Hotel body launches charter to resolve skills shortages

The hotel industry will today launch a charter to tackle poor recruitment practices and chronic skills shortages.

The charter, by the British Hospitality Association, has been designed with the Recruitment and Employment Confederation and nine of the industry’s leading recruitment agencies.

"Skills shortages in this industry have hit their peak this year. This is arguably the worst skills crisis we’ve ever had to face – everyone in every company is talking about it," said Bob Cotton, chief executive of the BHA, which represents 300,000 hotels.

"There is no doubt that a lack of communication at the recruitment stage does a lot of damage to the industry and, in extreme cases, results in the loss of perfectly good people at a time when we can ill-afford to lose them.

The charter includes a 10-point code of good practice. Those employers signing up to it agree to respond in writing or by telephone to all job applicants, to provide clear information about pay and benefits; to provide payment for travel expenses for second interviews and not to offer positions and subsequently withdraw them, unless they receive a bad reference.

They also agree to be courteous during interviews – for example, not taking phone calls – and to respond to all applicants after interview promptly, providing them with constructive feedback whether or not they are successful.

Employers that do agree to the charter and code of practice will be awarded a specially designed kitemark by the BHA to use in their recruitment advertising.

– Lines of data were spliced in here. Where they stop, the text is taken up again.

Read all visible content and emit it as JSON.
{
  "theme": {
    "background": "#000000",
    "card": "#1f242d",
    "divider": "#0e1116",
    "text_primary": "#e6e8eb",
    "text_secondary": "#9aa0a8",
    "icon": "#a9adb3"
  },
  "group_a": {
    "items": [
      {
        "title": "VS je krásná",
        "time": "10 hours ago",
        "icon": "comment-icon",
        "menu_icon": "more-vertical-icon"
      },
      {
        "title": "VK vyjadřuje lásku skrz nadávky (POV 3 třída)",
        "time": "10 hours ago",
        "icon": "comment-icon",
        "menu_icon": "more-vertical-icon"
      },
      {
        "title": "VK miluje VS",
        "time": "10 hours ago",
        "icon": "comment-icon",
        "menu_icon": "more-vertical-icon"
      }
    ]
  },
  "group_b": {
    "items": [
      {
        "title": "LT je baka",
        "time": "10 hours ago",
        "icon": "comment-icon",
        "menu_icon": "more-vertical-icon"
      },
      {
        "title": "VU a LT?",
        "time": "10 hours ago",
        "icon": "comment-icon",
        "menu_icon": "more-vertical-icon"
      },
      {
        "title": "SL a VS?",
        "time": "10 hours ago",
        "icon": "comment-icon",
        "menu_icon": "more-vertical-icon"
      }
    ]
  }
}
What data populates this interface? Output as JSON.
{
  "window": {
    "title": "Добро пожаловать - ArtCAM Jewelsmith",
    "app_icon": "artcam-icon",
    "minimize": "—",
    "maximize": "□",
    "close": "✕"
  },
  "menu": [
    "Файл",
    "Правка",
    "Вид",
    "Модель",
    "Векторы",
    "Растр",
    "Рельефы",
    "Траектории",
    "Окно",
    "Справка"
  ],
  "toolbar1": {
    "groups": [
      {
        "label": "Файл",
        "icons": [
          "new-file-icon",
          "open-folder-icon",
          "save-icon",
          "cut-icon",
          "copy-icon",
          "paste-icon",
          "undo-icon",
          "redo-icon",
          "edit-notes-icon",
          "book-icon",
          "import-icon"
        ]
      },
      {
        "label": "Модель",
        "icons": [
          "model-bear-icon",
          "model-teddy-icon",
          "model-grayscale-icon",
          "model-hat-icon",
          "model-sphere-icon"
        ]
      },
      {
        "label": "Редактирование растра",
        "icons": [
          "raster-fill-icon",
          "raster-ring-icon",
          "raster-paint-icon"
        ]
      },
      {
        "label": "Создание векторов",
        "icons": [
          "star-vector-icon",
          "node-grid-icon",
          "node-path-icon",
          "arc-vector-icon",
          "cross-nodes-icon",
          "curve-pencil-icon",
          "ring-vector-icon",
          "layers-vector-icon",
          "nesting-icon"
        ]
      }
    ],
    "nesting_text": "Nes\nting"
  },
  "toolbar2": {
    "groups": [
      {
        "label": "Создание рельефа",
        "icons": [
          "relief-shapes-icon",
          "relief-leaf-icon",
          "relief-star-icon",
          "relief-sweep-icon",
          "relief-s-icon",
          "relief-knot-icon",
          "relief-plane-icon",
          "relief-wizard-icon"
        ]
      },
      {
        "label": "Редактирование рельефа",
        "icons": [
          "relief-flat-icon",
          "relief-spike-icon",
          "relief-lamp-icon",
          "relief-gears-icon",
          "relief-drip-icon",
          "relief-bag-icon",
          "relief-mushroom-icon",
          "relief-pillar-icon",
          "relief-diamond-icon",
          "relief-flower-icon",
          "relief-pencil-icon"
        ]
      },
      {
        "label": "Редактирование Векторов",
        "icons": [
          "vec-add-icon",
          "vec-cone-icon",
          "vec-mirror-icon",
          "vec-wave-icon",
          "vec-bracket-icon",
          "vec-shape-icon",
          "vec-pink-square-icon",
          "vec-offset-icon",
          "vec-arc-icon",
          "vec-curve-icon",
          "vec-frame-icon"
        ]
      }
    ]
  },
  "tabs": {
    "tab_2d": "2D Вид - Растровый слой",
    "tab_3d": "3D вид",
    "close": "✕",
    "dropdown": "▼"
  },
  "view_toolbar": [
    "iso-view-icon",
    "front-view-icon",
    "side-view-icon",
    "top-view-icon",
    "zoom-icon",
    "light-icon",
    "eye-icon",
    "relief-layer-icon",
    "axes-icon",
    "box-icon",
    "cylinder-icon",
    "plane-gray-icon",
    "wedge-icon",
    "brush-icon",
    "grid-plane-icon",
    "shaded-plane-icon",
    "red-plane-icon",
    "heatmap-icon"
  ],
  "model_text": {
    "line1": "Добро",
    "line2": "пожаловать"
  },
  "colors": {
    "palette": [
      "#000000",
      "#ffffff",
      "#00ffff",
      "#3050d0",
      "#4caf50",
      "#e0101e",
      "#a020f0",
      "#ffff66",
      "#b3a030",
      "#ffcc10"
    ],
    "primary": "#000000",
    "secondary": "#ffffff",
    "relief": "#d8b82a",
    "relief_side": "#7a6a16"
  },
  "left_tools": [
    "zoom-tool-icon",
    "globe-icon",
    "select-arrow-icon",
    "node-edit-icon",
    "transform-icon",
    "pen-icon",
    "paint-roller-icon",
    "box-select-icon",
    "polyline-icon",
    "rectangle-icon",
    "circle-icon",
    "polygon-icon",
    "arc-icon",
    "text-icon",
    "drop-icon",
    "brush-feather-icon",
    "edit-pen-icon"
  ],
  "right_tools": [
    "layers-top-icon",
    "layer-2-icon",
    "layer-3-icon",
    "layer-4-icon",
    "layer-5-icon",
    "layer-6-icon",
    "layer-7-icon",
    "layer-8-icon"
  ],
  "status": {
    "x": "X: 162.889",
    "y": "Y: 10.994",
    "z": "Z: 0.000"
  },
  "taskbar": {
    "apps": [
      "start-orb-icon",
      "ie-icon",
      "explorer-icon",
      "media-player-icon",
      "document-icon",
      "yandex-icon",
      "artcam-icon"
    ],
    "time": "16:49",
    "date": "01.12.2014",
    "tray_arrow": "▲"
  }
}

  • The service sector, which includes hospitality, is facing the worse skills shortages of any industry, research by recruitment consultancy Reed confirms.

Some 82 per cent of service sector organisations reported a skills shortage in the past six months, followed by 74 per cent in the retail sector, 70 per cent in manufacturing and 61 per cent in the public sector.

Reed says the increases in skills shortages in the past six months are the greatest since it began the Reed Skills Index survey more than three years ago.

By Gaby Huddart

Comments are closed.